It is commonly believed that cockroaches only infest poorly kept homes where interior living spaces are unsanitary. While it is true that cockroaches thrive in landfills, dumpsters and sewers where organic waste is ubiquitous, very few people are tolerant of living in conditions that are filthy enough to literally attract outdoor cockroaches into homes. However, cockroach infestations often become quite extensive within filthy homes, as cockroaches are reluctant to leave cluttered and unsanitary living conditions once they become situated indoors. In truth, even the cleanest and most well maintained homes provide the basic conditions that cockroaches require in order to survive and reproduce. Moisture, food and shelter are all cockroaches need to thrive, and cockroaches can secure these conditions within any home. It is important to remember that cockroaches naturally dwell in close association with humans, and not just humans that are slobs.
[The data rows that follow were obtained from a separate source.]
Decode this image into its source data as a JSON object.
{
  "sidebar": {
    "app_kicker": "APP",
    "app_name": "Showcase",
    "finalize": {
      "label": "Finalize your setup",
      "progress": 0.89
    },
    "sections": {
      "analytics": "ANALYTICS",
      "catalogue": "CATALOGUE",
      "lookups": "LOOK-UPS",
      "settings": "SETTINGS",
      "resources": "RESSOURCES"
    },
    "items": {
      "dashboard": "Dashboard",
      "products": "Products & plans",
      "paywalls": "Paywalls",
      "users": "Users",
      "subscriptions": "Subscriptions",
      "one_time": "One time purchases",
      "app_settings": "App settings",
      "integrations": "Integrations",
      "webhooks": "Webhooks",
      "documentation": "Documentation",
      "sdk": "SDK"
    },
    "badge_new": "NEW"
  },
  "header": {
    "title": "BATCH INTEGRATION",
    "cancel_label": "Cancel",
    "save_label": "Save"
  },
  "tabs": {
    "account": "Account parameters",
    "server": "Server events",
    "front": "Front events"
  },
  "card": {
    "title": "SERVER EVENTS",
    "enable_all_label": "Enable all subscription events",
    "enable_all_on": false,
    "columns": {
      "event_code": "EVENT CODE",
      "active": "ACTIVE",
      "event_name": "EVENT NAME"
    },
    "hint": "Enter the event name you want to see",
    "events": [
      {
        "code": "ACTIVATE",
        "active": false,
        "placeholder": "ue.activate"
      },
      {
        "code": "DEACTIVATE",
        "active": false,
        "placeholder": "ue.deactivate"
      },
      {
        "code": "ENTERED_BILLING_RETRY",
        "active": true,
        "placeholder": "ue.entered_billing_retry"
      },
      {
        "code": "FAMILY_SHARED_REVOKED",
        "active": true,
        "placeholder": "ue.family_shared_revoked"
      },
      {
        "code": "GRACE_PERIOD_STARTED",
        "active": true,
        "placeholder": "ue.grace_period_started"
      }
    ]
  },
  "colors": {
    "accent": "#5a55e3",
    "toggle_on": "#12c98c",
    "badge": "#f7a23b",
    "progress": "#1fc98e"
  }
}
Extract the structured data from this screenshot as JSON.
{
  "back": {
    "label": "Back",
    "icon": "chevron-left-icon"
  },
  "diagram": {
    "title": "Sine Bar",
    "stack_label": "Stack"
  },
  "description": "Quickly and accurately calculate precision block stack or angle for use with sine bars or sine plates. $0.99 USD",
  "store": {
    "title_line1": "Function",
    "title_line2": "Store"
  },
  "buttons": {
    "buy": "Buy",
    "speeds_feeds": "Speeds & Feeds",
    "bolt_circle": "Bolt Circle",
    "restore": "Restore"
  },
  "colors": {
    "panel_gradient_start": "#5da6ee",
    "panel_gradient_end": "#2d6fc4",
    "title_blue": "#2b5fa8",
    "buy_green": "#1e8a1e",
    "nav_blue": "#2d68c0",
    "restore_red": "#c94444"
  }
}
The four primary cockroach pest species in Massachusetts are commonly known as American, German, Oriental and brown-banded cockroaches. German cockroaches are by far the most commonly encountered and most frequently controlled cockroach pests within homes because they, along with brown-banded cockroaches, dwell solely within homes. Because of this, German, and the much less common brown-banded cockroach species, are indifferent to the interior conditions of homes. In fact, German cockroaches usually wind up in homes due to being unknowingly transported indoors by humans. When German cockroaches are transported indoors, they generally spend almost their entire lives reproducing within dark wall voids, and at night, only a small number of cockroaches leave wall voids to forage in exposed living spaces. Cockroaches do not require much food to sustain themselves, and wall voids are conducive to moisture buildup, even in arid parts of the world. American and Oriental cockroaches are peridomestic species, meaning they naturally dwell in urban and suburban areas, but they only enter homes in certain situations. For example, American cockroaches derive many benefits from inhabiting sewer systems, but they only enter homes when doing so is more advantageous than remaining in yards, parks, sewers, or any other urban area. American cockroach behavior during storms provides a more specific example. Sewer overflow resulting from heavy bouts of rainfall causes American cockroaches frantically swarm out of manholes in a frantic effort to find shelter, often within homes.

Have you ever found American cockroaches within your home?